With special regard to the second edition, I have already mentioned that the revisions, particularly in the chapters on semantics and on linguistic variation, clearly enhance the quality of the book as a whole. The same holds true for the new chapter on language acquisition. Further noteworthy in this respect is that the exercise sections and the lists of suggested readings have been updated and adapted to the new contents. The new edition thus is clearly more than a mere reprint of the 1996 version.
On a general note, some readers may be surprised by the striking differences in coverage of the linguistic subfields. Thus, syntactic problems are discussed on over 120 pages, whereas the language variation chapter covers only 20 pages, ten less even than in the first edition. However, since Tsujimura explicitly mentions this discrepancy in her new Preface (xiii), we may be looking forward to the book's third edition. In this context, it should also be mentioned that a brief introduction to the Japanese writing system would be highly welcome.
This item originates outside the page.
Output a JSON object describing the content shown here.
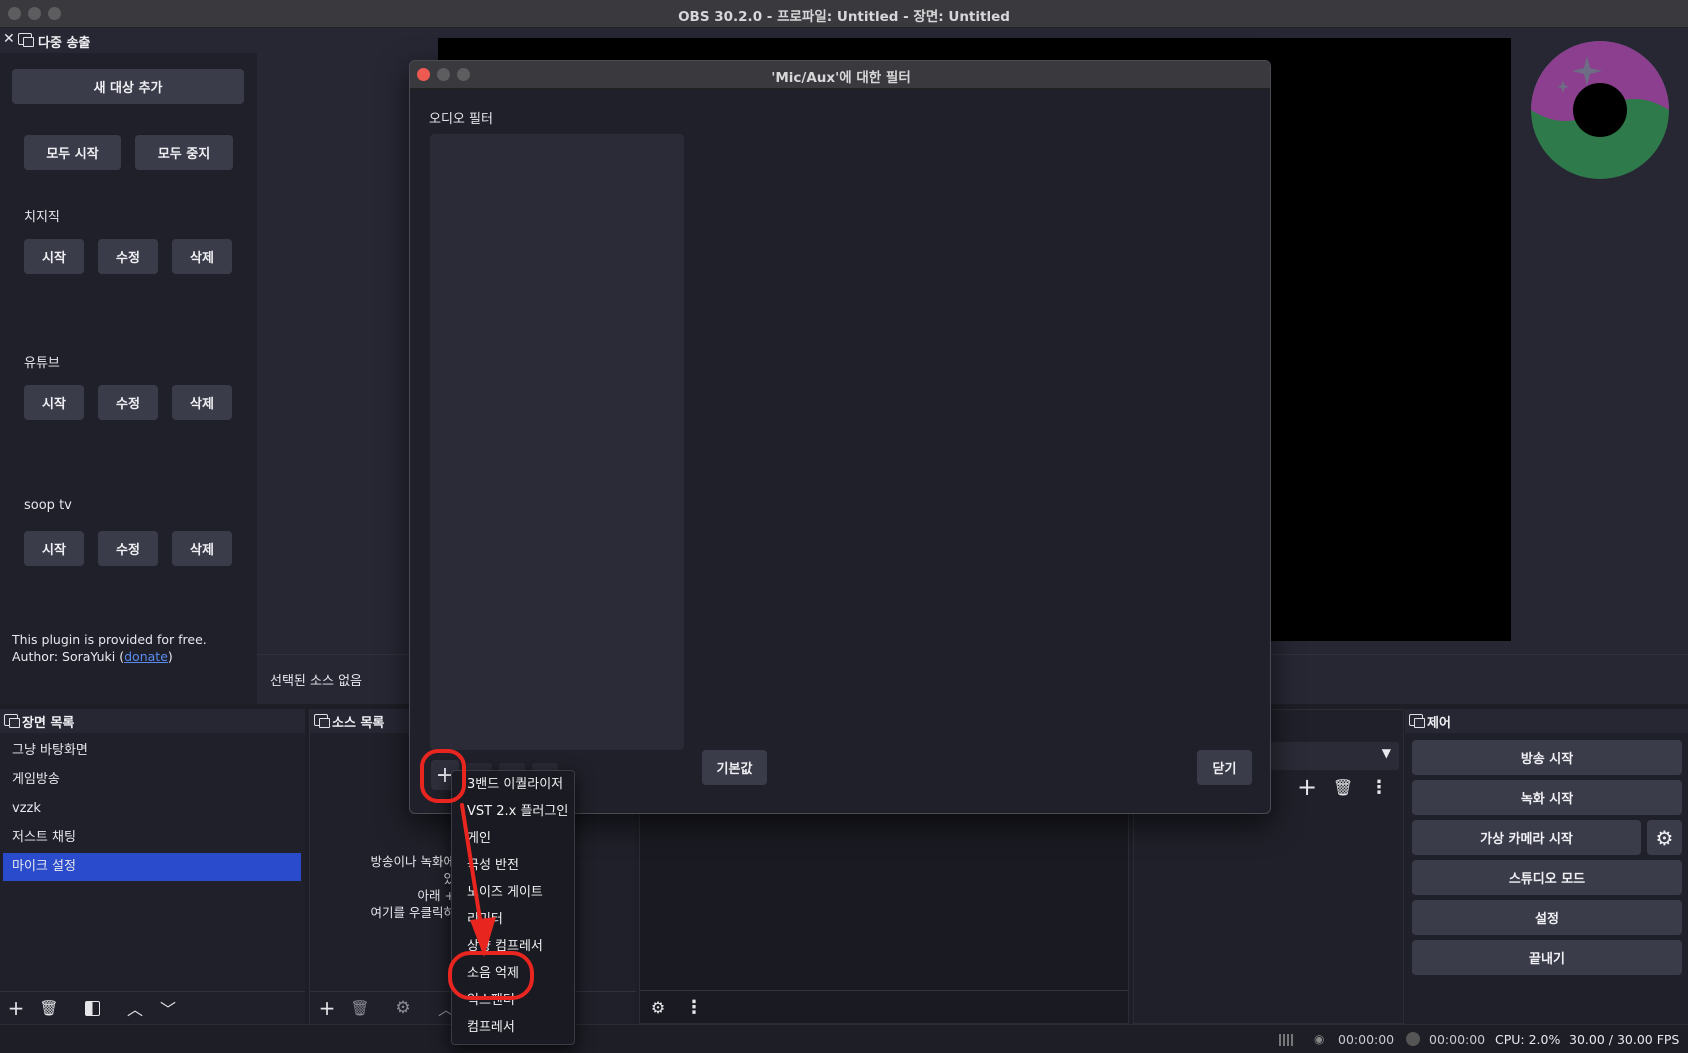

Though the primary goal of the book is ''to examine spoken Japanese'' (xiii), many readers would certainly profit from some background information on its graphic representation as well. Moreover, this would certainly add to the general understanding of phenomena such as the moraic structure of Japanese, rendaku rules, or the integration of English loan words. The discussion of these issues at times appears unnecessarily complicated owing to missing references to the Japanese writing system.
In the same vein, it would be desirable to include a brief paragraph stating more explicitly that the Kunrei rather than the Hepburn transliteration system is used (mentioned only once on p. 5 in brackets), but that Japanese loan words in English are usually based on Hepburn rules. This would prevent confusing readers not too experienced with Japanese, who may be puzzled by the co-occurrence of terms like ''susi'' and ''sushi'' throughout the book. One last suggestion for future editions of the book is a brief bilingual glossary of technical terms, which would certainly be highly appreciated by both Japanese and English readers.
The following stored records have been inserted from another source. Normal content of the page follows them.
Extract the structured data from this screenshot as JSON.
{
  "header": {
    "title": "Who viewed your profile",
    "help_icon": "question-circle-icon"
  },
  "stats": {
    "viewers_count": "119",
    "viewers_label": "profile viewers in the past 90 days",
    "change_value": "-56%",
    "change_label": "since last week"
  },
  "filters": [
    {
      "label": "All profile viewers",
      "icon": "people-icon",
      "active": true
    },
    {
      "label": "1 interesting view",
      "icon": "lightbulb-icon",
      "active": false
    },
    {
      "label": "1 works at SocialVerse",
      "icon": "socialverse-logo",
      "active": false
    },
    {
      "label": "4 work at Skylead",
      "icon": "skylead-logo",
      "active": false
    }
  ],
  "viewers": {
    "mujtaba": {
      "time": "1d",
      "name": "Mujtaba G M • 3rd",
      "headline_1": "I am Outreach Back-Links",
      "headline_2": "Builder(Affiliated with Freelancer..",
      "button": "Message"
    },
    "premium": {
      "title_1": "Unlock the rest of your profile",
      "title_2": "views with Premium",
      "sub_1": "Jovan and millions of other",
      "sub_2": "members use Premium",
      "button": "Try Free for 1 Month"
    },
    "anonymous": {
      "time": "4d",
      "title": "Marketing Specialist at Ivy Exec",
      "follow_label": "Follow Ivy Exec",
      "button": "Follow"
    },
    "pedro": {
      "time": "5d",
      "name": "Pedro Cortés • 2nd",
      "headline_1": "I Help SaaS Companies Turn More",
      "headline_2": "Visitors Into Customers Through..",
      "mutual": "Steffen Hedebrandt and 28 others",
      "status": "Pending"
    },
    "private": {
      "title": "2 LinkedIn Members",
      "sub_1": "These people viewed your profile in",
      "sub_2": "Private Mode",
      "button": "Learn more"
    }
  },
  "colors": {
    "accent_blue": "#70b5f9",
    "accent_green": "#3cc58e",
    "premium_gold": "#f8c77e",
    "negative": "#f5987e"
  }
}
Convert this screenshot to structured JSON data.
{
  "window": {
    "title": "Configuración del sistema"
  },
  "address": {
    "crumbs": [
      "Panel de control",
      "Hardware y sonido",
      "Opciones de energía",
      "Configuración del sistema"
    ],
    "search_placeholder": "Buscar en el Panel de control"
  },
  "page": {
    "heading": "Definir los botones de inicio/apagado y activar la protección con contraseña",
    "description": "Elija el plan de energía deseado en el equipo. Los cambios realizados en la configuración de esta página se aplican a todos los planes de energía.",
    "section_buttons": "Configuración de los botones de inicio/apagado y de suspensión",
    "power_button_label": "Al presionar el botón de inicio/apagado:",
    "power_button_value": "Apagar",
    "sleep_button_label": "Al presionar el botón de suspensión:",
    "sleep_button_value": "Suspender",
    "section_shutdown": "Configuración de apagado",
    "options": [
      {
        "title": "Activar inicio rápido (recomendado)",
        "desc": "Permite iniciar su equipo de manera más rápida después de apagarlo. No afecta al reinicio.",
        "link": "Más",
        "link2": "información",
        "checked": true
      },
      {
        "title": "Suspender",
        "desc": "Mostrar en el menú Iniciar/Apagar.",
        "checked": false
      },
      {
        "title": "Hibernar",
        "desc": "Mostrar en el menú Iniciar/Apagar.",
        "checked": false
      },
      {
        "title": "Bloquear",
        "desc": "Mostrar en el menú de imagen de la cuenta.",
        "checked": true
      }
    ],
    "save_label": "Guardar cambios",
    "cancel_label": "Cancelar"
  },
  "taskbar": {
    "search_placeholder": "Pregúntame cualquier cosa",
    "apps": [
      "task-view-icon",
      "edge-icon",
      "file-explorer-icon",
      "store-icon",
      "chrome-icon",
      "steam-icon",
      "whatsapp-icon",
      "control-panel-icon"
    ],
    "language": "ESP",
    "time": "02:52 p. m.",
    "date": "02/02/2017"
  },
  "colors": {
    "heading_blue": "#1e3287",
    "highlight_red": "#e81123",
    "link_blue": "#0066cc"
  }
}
All in all, it can be said that the second edition of ''An Introduction to Japanese Linguistics'' is not only a stimulating and well-structured textbook, but an essential source of reference to everyone interested in the linguistic analysis of Japanese.
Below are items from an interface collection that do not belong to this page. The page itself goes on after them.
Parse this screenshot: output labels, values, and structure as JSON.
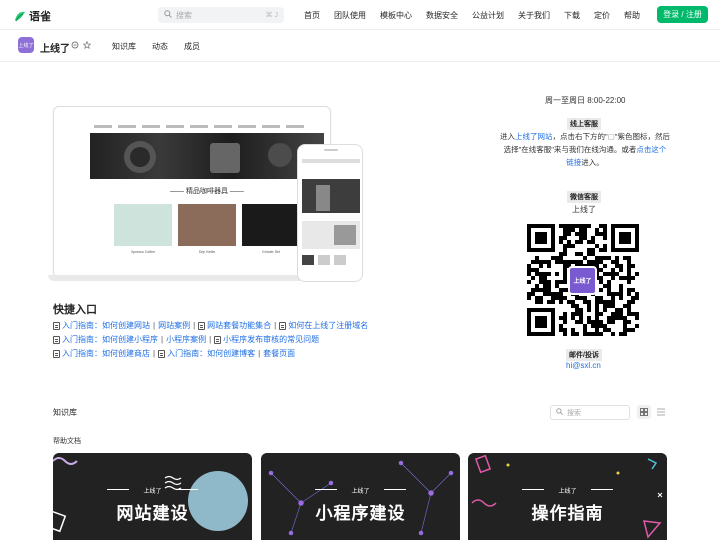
{
  "app": {
    "logo_text": "语雀"
  },
  "search": {
    "placeholder": "搜索",
    "shortcut": "⌘ J"
  },
  "nav": {
    "items": [
      "首页",
      "团队使用",
      "模板中心",
      "数据安全",
      "公益计划",
      "关于我们",
      "下载",
      "定价",
      "帮助"
    ]
  },
  "login_label": "登录 / 注册",
  "space": {
    "avatar_text": "上线了",
    "name": "上线了",
    "tabs": [
      "知识库",
      "动态",
      "成员"
    ]
  },
  "hero": {
    "screen_title": "—— 精品咖啡器具 ——",
    "products": [
      "Xpresso Coffee",
      "Drip Kettle",
      "Grinder Set"
    ]
  },
  "quick": {
    "title": "快捷入口",
    "rows": [
      [
        "入门指南：如何创建网站",
        "网站案例",
        "网站套餐功能集合",
        "如何在上线了注册域名"
      ],
      [
        "入门指南：如何创建小程序",
        "小程序案例",
        "小程序发布审核的常见问题"
      ],
      [
        "入门指南：如何创建商店",
        "入门指南：如何创建博客",
        "套餐页面"
      ]
    ]
  },
  "contact": {
    "hours": "周一至周日 8:00-22:00",
    "online_tag": "线上客服",
    "online_text_1": "进入",
    "online_link_1": "上线了网站",
    "online_text_2": "，点击右下方的\"",
    "online_text_3": "\"紫色图标，然后选择\"在线客服\"来与我们在线沟通。或者",
    "online_link_2": "点击这个链接",
    "online_text_4": "进入。",
    "wechat_tag": "微信客服",
    "wechat_name": "上线了",
    "qr_logo": "上线了",
    "email_tag": "邮件/投诉",
    "email": "hi@sxl.cn"
  },
  "kb": {
    "title": "知识库",
    "search_placeholder": "搜索",
    "group_title": "帮助文档",
    "books": [
      {
        "brand": "上线了",
        "title": "网站建设"
      },
      {
        "brand": "上线了",
        "title": "小程序建设"
      },
      {
        "brand": "上线了",
        "title": "操作指南"
      }
    ]
  },
  "colors": {
    "accent": "#00b96b",
    "link": "#1f6fe5",
    "brand_purple": "#7a5ad0"
  }
}
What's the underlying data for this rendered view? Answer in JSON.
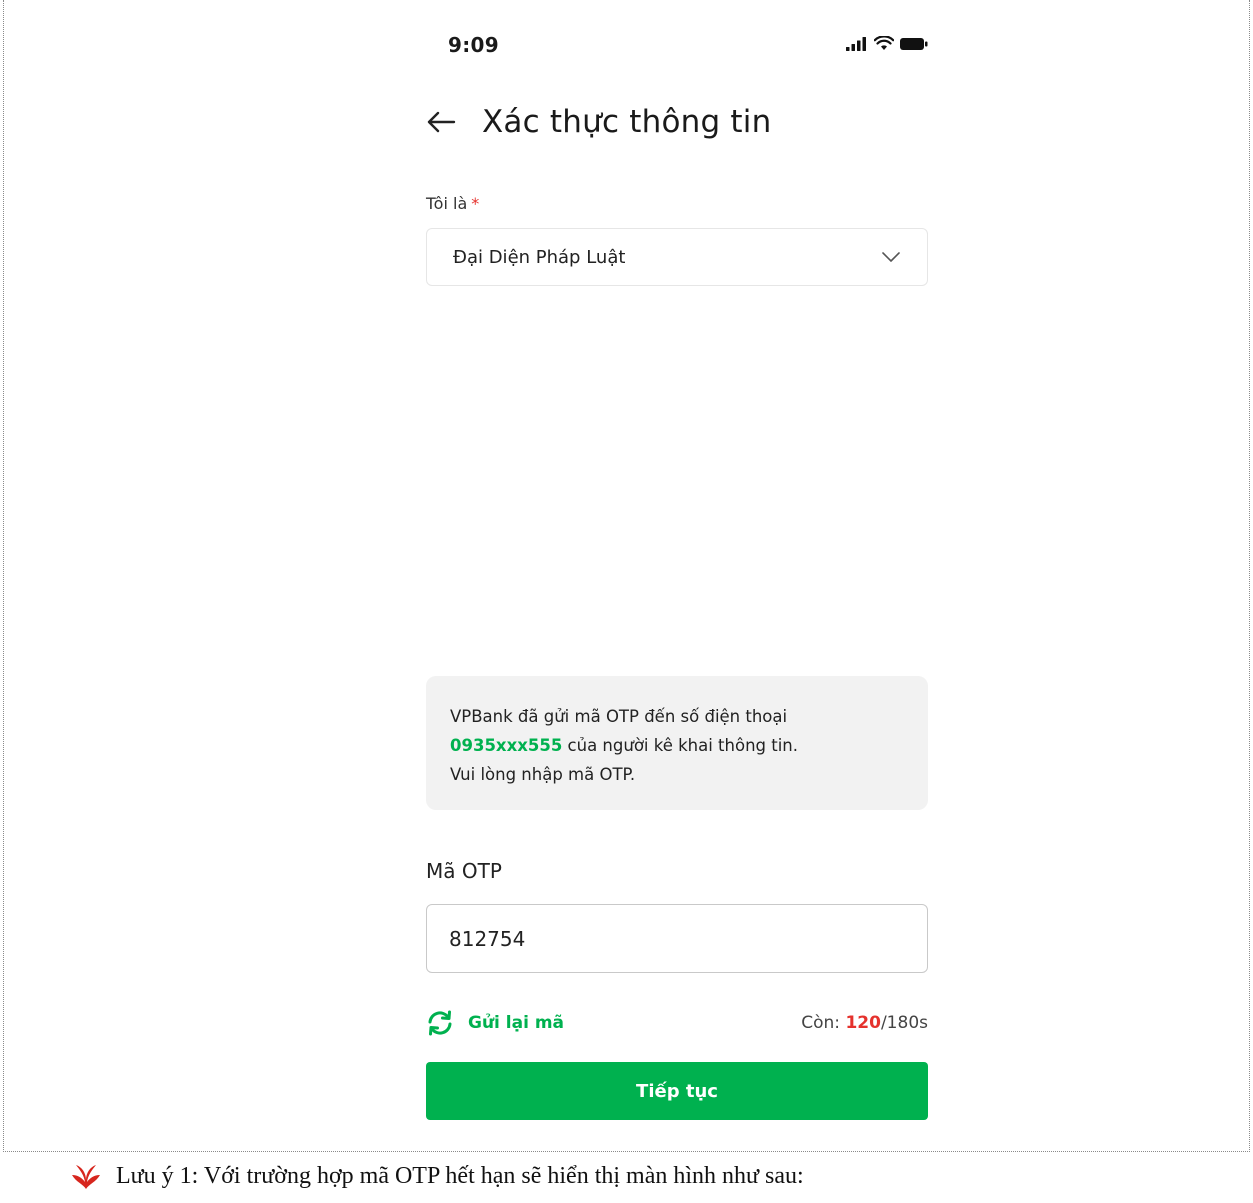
{
  "status_bar": {
    "time": "9:09",
    "icons": [
      "signal-icon",
      "wifi-icon",
      "battery-icon"
    ]
  },
  "header": {
    "back_icon": "arrow-left-icon",
    "title": "Xác thực thông tin"
  },
  "role_field": {
    "label": "Tôi là",
    "required_mark": "*",
    "selected_value": "Đại Diện Pháp Luật",
    "dropdown_icon": "chevron-down-icon"
  },
  "notice": {
    "text_before": "VPBank đã gửi mã OTP đến số điện thoại",
    "phone_number": "0935xxx555",
    "text_after": " của người kê khai thông tin.",
    "instruction": "Vui lòng nhập mã OTP."
  },
  "otp": {
    "label": "Mã OTP",
    "value": "812754"
  },
  "resend": {
    "icon": "refresh-icon",
    "label": "Gửi lại mã"
  },
  "timer": {
    "prefix": "Còn: ",
    "remaining": "120",
    "total": "/180s"
  },
  "continue_button": {
    "label": "Tiếp tục"
  },
  "doc_note": {
    "icon": "red-leaf-bullet-icon",
    "text": "Lưu ý 1: Với trường hợp mã OTP hết hạn sẽ hiển thị màn hình như sau:"
  },
  "colors": {
    "brand_green": "#00b14f",
    "error_red": "#e5322d",
    "notice_bg": "#f2f2f2"
  }
}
135: tambo => tombo 145: tuagu => tunagu 152: yobosu => oyobosu 156: uketori-zha nai => uketori-zya nai 163: pizza => piza 165, 166, 167, 168: neji-mawasi => nezi-mawasi 179: we have observed the meanings => we have observed that the meanings 181: donarii-tukeru => donari-tukeru 199: te-suri => te-suki (??) 299: tamar-ase-ta => tomar-ase-ta 347: reito-syokuhin => reitoo shokuhin 424: ''window'' surface are realized => ''window'' are realized 430: kire-zya arimasen => kirei-zya arimasen 449-60: sudden shifts to Hepburn transliteration 457: kare => kara
ABOUT THE REVIEWER:
ABOUT THE REVIEWER
Peter Backhaus studied linguistics and Japanese Studies at Heinrich Heine University Dusseldorf (M.A.) and Duisburg-Essen University (Dr. phil.). He presently is a research fellow at the German Institute for Japanese Studies, Tokyo, where is doing research on communication between staff and residents in Japanese nursing homes (www.dijtokyo.org). Recent publications include "Linguistic Landscapes: A Comparative Study of Urban Multilingualism in Tokyo" (Multilingual Matters, 2007).